- WHAT YOU ARE ASKED TO DO:
Here, the job is to give back every entry below unchanged, omitting pictures.
── RECORDS FOR THIS TASK ──
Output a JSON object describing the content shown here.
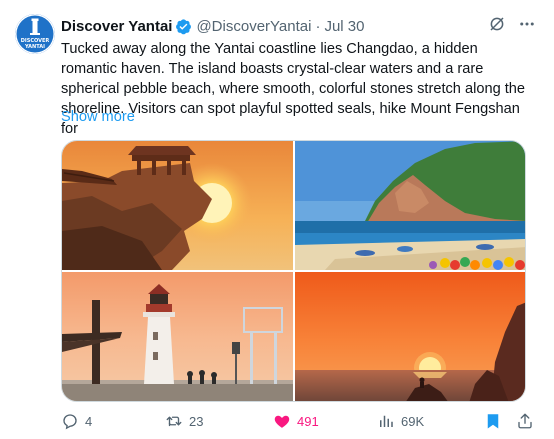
{
  "author": {
    "avatar_text": "DISCOVER\nYANTAI",
    "display_name": "Discover Yantai",
    "handle": "@DiscoverYantai",
    "separator": "·",
    "date": "Jul 30"
  },
  "tweet": {
    "text": "Tucked away along the Yantai coastline lies Changdao, a hidden romantic haven. The island boasts crystal-clear waters and a rare spherical pebble beach, where smooth, colorful stones stretch along the shoreline. Visitors can spot playful spotted seals, hike Mount Fengshan for",
    "show_more": "Show more"
  },
  "media": [
    {
      "icon": "sunset-rock-pavilion-photo"
    },
    {
      "icon": "coastal-beach-cliff-photo"
    },
    {
      "icon": "lighthouse-sunset-photo"
    },
    {
      "icon": "sea-sunset-photo"
    }
  ],
  "engagement": {
    "replies": "4",
    "retweets": "23",
    "likes": "491",
    "views": "69K"
  },
  "colors": {
    "accent": "#1d9bf0",
    "like": "#f91880",
    "muted": "#536471",
    "bookmark": "#1d9bf0"
  }
}
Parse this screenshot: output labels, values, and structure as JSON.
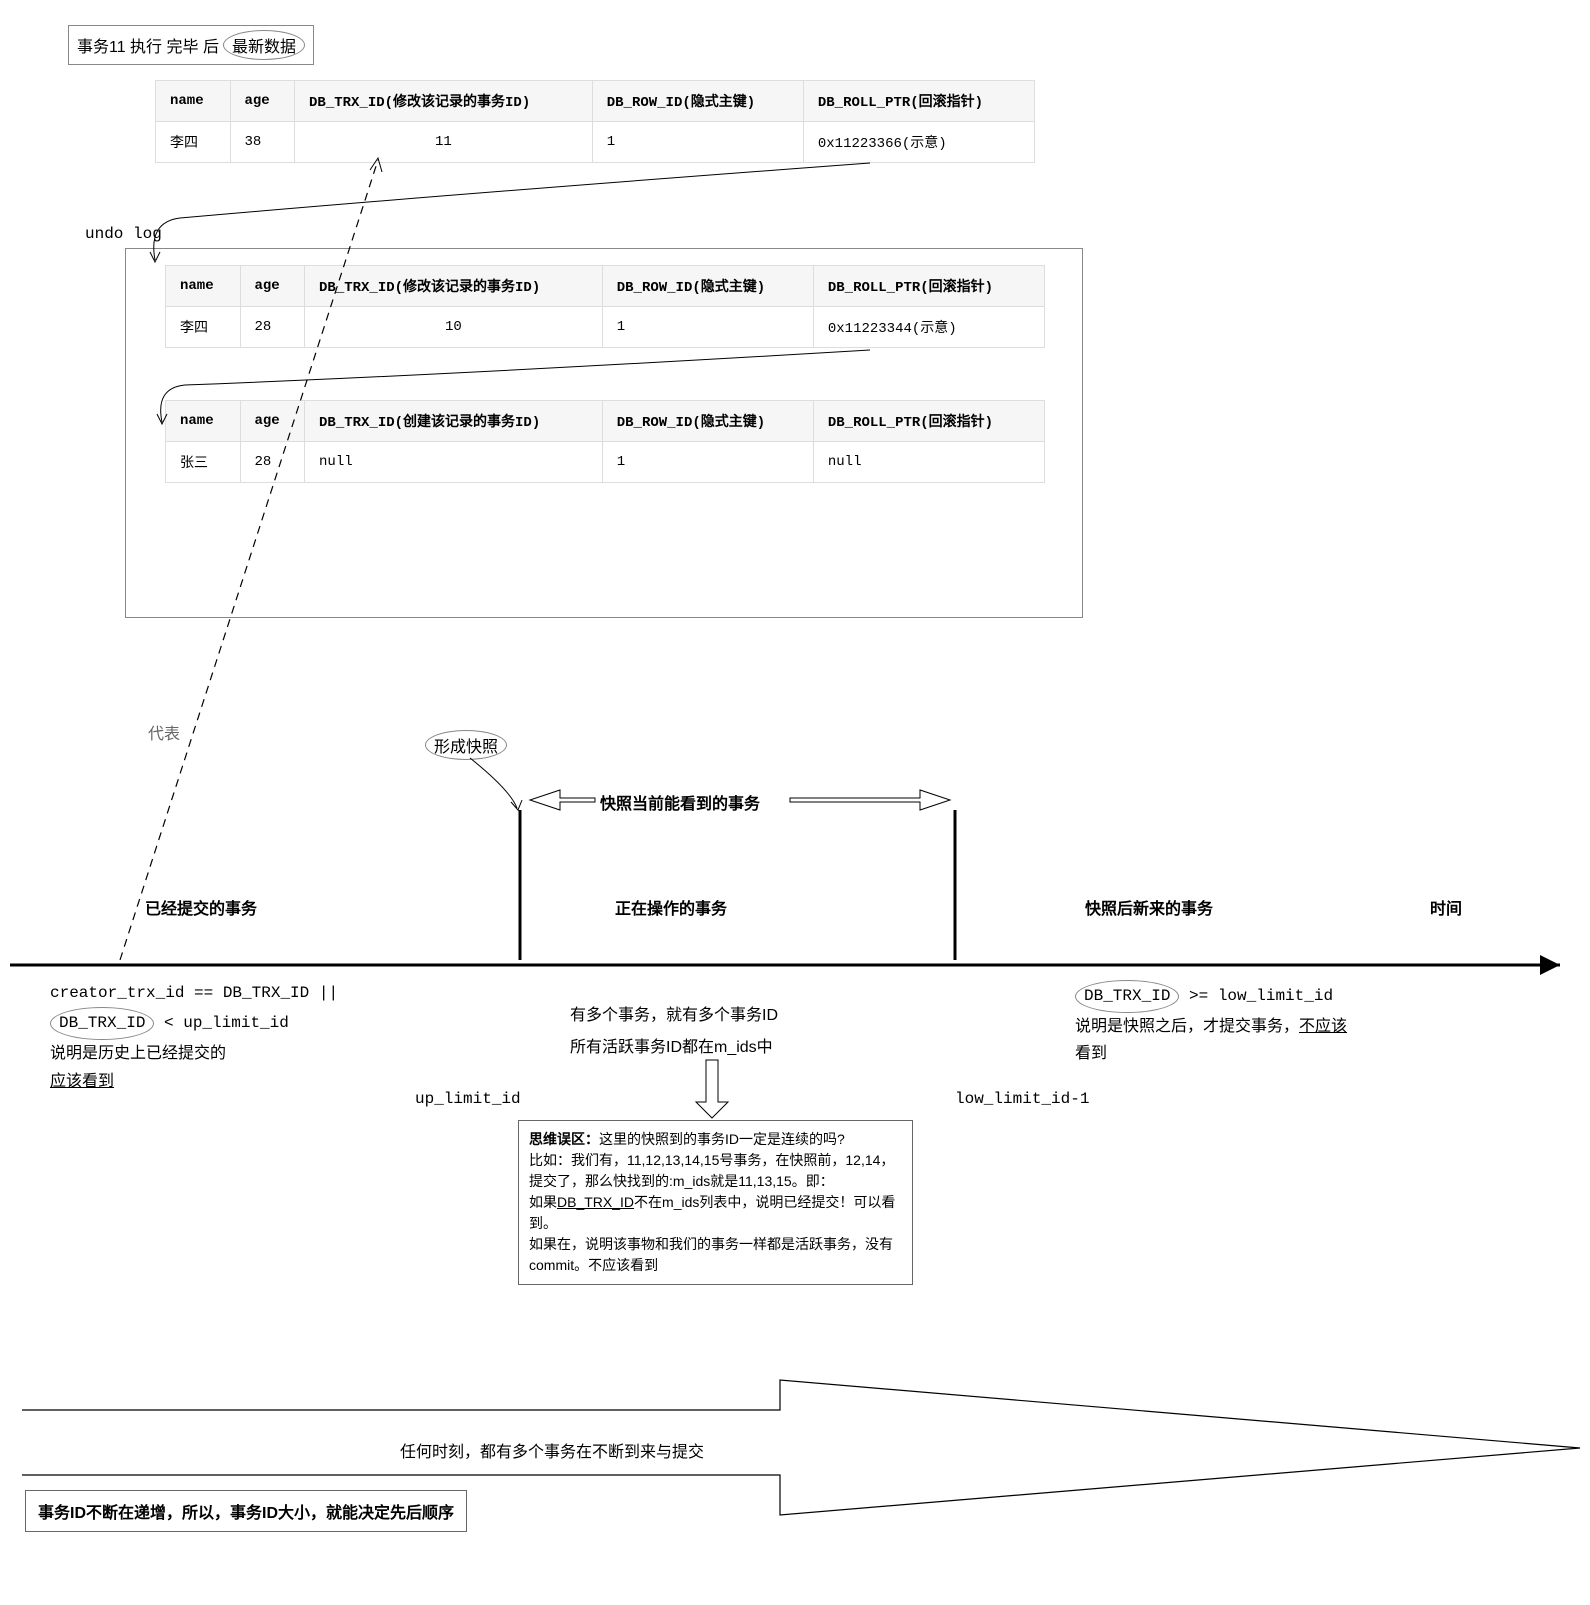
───
- EXERCISE ANSWER:
Output a JSON object describing the content shown here.
{
  "author": {
    "avatar_text": "DISCOVER\nYANTAI",
    "display_name": "Discover Yantai",
    "handle": "@DiscoverYantai",
    "separator": "·",
    "date": "Jul 30"
  },
  "tweet": {
    "text": "Tucked away along the Yantai coastline lies Changdao, a hidden romantic haven. The island boasts crystal-clear waters and a rare spherical pebble beach, where smooth, colorful stones stretch along the shoreline. Visitors can spot playful spotted seals, hike Mount Fengshan for",
    "show_more": "Show more"
  },
  "media": [
    {
      "icon": "sunset-rock-pavilion-photo"
    },
    {
      "icon": "coastal-beach-cliff-photo"
    },
    {
      "icon": "lighthouse-sunset-photo"
    },
    {
      "icon": "sea-sunset-photo"
    }
  ],
  "engagement": {
    "replies": "4",
    "retweets": "23",
    "likes": "491",
    "views": "69K"
  },
  "colors": {
    "accent": "#1d9bf0",
    "like": "#f91880",
    "muted": "#536471",
    "bookmark": "#1d9bf0"
  }
}
Parse this screenshot: output labels, values, and structure as JSON.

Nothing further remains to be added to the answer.